# Exercise prompt
The answer must be every line below that holds the word "线体名称".

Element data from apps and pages
+ + + + +
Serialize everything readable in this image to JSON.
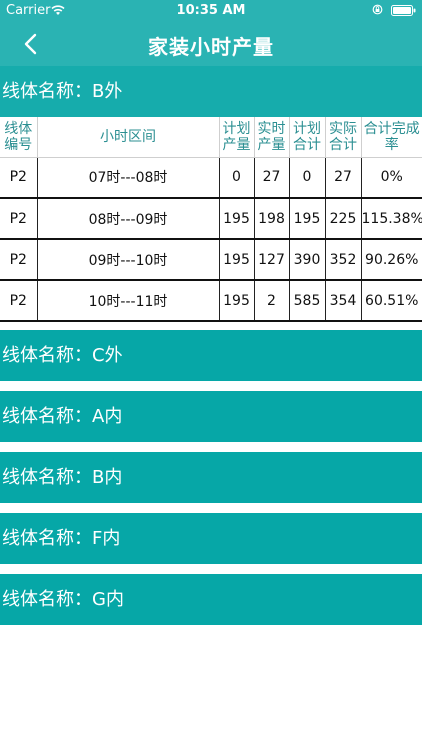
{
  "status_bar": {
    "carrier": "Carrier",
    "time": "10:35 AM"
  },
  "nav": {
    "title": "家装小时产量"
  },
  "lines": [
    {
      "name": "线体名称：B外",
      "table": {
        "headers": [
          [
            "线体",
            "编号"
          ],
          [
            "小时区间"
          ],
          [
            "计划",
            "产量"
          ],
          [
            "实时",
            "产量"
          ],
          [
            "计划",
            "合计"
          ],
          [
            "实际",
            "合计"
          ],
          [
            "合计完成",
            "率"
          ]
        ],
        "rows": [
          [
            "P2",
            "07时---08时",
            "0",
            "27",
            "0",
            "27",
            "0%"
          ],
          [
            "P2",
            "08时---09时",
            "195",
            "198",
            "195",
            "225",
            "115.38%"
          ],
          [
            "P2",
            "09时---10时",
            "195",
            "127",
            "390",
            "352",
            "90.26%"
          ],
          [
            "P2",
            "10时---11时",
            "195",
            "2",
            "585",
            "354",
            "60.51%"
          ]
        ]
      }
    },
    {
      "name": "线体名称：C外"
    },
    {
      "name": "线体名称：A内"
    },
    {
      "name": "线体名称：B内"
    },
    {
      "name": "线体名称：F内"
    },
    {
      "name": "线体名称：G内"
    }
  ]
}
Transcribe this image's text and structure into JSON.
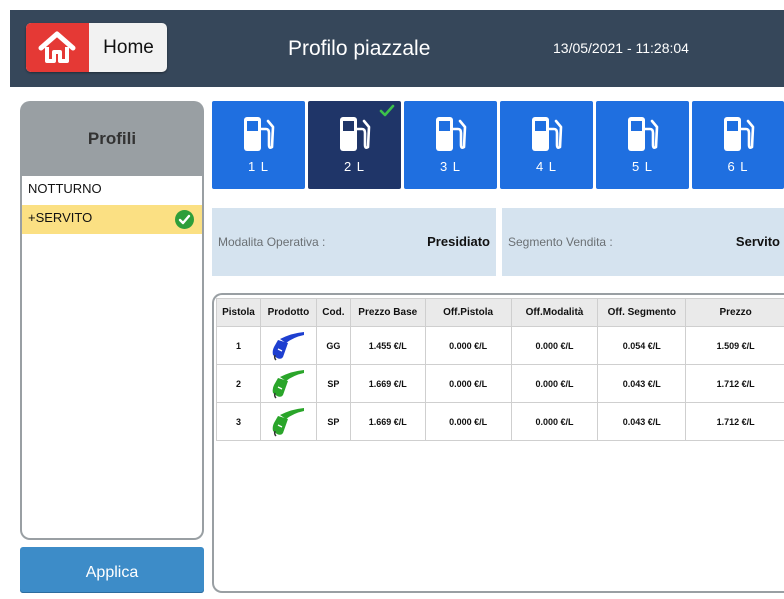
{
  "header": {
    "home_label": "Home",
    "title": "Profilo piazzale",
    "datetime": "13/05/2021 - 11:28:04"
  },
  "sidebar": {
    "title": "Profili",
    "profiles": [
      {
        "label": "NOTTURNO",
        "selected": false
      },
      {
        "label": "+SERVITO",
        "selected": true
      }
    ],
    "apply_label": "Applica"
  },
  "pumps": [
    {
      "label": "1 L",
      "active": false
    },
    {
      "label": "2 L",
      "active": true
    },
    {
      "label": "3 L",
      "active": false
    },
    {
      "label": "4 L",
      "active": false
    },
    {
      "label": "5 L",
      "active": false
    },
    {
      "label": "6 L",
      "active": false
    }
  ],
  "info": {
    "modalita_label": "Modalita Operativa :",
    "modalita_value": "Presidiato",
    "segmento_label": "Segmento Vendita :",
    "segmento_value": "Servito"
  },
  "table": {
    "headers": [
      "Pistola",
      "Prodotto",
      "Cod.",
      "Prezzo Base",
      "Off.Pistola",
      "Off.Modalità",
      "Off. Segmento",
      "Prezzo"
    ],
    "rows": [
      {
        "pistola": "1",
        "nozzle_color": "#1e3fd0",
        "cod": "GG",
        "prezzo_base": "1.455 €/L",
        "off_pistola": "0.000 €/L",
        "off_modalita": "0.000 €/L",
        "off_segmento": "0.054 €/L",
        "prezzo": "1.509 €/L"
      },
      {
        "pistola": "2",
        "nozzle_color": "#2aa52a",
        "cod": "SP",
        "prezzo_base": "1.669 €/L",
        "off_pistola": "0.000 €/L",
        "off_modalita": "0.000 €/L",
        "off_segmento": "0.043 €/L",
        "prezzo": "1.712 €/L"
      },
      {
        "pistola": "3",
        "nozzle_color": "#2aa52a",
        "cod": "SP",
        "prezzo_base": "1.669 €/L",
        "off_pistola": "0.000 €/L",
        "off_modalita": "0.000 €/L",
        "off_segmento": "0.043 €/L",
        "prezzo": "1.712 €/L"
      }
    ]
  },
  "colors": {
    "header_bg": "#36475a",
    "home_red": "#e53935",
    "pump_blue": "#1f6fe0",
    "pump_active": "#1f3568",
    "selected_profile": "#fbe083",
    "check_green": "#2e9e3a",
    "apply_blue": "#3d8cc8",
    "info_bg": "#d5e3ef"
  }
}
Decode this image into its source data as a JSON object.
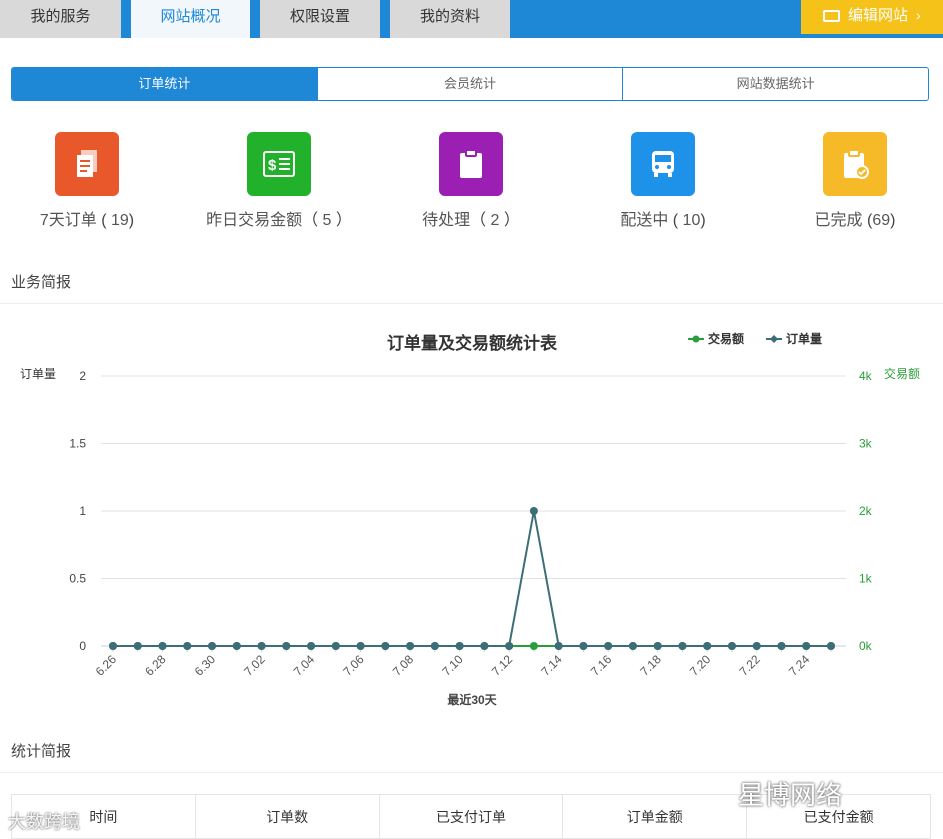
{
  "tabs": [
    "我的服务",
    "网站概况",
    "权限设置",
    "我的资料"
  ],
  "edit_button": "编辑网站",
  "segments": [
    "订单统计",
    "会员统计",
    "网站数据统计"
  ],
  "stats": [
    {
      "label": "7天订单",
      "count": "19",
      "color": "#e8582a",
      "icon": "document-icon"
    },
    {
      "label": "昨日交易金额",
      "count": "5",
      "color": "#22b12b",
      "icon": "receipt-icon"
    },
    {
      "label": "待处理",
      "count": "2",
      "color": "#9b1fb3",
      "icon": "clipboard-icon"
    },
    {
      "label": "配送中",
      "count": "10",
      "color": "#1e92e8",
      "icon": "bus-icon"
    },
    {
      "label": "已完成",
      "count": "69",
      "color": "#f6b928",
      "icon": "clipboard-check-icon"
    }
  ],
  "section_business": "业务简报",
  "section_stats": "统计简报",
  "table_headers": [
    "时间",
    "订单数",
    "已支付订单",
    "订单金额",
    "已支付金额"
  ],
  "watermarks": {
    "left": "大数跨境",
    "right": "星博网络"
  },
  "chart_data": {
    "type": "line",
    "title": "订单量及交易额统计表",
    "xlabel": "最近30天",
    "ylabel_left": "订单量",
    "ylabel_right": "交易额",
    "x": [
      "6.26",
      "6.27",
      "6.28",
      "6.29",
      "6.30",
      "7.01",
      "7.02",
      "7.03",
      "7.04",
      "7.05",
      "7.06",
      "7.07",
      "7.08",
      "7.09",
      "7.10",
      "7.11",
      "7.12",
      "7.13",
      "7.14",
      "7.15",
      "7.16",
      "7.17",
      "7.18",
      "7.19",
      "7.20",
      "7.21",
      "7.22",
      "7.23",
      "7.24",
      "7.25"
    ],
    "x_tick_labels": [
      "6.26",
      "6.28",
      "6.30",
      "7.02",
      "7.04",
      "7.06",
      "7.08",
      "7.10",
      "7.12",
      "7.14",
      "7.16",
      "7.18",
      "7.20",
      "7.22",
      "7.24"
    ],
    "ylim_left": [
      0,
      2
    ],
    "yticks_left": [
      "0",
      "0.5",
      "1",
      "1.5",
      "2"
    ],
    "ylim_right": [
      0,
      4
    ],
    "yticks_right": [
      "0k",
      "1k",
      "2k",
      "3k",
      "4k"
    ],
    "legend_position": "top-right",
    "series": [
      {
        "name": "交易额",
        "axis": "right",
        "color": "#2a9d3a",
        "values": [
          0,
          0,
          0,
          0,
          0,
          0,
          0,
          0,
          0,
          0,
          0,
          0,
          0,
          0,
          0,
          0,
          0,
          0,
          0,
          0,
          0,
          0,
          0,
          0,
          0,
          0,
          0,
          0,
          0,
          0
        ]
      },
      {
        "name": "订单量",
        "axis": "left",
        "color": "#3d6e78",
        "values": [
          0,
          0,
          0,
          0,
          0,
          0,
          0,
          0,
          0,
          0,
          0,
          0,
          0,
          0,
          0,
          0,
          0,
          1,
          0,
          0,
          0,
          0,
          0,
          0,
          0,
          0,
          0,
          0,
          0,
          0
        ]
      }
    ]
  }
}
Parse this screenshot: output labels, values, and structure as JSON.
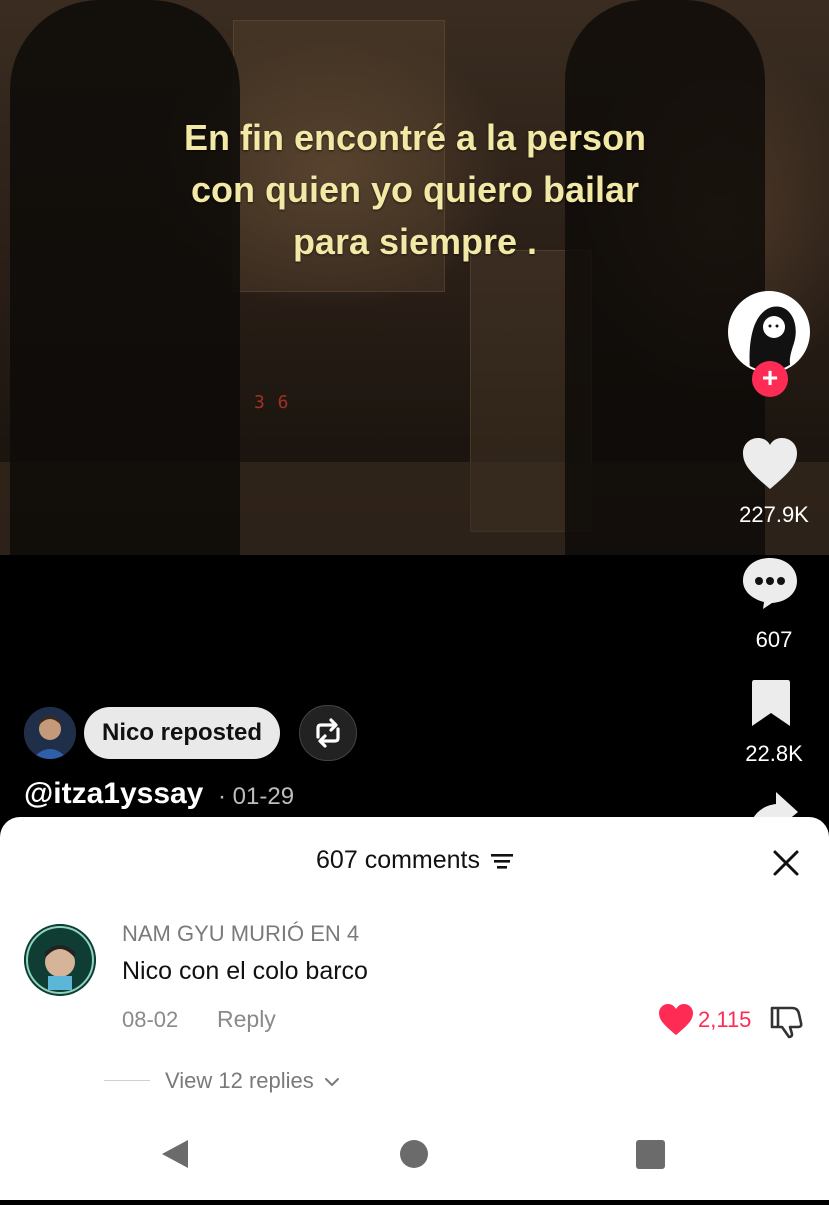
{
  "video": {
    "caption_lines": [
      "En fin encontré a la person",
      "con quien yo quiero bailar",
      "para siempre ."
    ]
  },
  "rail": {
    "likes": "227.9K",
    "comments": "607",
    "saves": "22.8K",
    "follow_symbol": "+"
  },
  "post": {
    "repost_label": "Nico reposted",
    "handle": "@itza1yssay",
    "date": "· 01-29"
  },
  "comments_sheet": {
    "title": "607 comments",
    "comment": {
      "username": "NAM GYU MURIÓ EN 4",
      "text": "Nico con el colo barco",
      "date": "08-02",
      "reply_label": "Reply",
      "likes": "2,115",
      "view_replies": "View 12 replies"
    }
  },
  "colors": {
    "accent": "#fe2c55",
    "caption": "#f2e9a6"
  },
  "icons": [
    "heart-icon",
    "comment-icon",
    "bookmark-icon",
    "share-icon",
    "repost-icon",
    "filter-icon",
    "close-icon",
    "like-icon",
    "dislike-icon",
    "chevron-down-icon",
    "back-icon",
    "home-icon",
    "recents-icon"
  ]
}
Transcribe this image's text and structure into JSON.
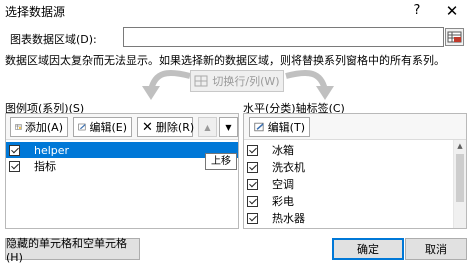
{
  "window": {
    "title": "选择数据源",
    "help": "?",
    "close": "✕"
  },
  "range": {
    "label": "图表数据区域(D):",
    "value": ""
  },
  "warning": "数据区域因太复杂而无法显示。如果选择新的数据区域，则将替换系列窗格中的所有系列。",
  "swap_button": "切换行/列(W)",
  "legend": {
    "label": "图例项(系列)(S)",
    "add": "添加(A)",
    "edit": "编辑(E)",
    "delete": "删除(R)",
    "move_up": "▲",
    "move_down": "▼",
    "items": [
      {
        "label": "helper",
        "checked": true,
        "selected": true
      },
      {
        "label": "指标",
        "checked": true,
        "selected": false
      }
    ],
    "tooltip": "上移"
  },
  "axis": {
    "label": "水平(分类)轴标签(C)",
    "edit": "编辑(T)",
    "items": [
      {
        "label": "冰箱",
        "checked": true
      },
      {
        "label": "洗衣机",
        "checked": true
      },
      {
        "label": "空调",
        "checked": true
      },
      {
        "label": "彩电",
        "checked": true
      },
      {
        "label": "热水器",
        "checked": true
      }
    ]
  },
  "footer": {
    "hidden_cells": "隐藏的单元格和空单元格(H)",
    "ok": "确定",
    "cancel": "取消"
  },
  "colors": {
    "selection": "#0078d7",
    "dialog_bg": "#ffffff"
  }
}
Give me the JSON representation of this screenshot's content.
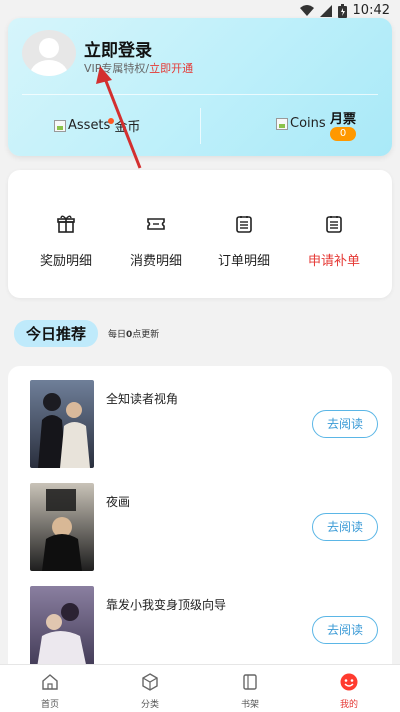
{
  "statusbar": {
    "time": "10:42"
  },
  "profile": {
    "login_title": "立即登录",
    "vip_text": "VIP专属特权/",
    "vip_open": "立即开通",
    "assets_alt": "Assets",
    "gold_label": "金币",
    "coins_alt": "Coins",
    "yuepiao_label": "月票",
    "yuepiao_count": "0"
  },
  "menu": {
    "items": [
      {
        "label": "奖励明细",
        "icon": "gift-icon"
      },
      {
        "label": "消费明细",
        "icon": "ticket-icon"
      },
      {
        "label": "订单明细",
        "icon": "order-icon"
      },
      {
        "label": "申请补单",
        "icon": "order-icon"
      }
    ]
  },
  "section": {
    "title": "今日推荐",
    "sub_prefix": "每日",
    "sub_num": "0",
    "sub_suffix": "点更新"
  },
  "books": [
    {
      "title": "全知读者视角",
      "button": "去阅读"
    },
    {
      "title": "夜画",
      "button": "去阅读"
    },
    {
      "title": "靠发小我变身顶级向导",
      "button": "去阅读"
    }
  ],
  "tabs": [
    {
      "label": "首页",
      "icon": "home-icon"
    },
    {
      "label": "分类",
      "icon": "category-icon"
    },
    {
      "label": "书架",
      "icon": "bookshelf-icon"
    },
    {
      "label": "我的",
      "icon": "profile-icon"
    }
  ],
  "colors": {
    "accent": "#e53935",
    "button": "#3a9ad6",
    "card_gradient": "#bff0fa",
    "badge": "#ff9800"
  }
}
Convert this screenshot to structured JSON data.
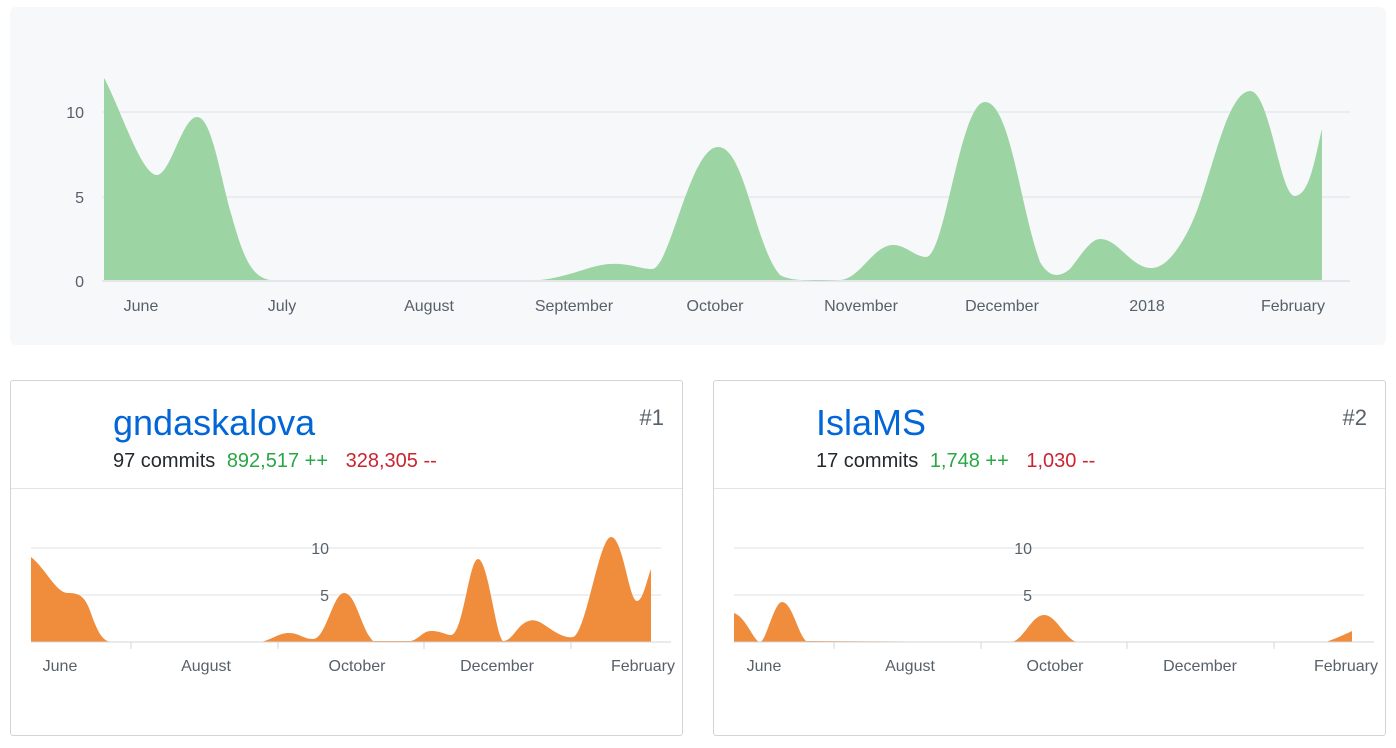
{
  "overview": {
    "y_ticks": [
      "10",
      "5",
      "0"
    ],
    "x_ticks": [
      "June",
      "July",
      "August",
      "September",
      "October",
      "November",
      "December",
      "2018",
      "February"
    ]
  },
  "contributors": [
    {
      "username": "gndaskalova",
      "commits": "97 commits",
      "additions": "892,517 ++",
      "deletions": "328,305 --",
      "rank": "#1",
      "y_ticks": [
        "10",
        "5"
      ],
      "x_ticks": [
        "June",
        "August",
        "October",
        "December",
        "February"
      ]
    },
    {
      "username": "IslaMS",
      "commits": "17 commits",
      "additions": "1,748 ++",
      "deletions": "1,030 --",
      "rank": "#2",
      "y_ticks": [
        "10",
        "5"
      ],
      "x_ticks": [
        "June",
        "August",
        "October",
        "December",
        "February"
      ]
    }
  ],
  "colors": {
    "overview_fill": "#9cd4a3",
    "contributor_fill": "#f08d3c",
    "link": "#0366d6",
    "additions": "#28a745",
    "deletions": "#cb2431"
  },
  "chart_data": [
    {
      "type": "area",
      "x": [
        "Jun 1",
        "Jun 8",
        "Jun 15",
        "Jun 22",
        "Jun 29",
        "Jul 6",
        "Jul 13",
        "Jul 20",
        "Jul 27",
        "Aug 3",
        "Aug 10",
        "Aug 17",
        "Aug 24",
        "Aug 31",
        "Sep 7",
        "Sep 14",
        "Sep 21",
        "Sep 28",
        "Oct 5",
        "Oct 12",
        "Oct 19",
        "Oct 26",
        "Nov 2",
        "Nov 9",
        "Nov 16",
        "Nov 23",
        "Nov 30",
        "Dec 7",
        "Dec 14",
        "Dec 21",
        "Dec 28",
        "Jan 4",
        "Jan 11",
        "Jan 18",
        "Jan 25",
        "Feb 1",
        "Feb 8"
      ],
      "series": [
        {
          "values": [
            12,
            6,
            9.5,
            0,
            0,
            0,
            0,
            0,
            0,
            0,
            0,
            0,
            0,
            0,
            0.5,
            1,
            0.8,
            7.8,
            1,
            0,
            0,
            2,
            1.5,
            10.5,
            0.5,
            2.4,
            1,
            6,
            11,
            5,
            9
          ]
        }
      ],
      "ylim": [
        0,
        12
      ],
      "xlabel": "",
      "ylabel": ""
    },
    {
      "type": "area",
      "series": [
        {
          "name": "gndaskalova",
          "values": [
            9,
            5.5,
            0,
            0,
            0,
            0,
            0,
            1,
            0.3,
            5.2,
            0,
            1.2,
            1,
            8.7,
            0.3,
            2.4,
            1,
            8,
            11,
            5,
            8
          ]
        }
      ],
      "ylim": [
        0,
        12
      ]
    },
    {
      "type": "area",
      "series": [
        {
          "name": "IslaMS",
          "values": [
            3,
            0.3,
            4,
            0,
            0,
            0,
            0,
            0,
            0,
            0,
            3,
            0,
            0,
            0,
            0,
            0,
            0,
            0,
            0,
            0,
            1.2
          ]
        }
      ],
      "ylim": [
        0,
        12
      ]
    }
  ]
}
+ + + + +
# Task solution
      "name": "线体名称：B外",
      "name": "线体名称：C外"
      "name": "线体名称：A内"
      "name": "线体名称：B内"
      "name": "线体名称：F内"
      "name": "线体名称：G内"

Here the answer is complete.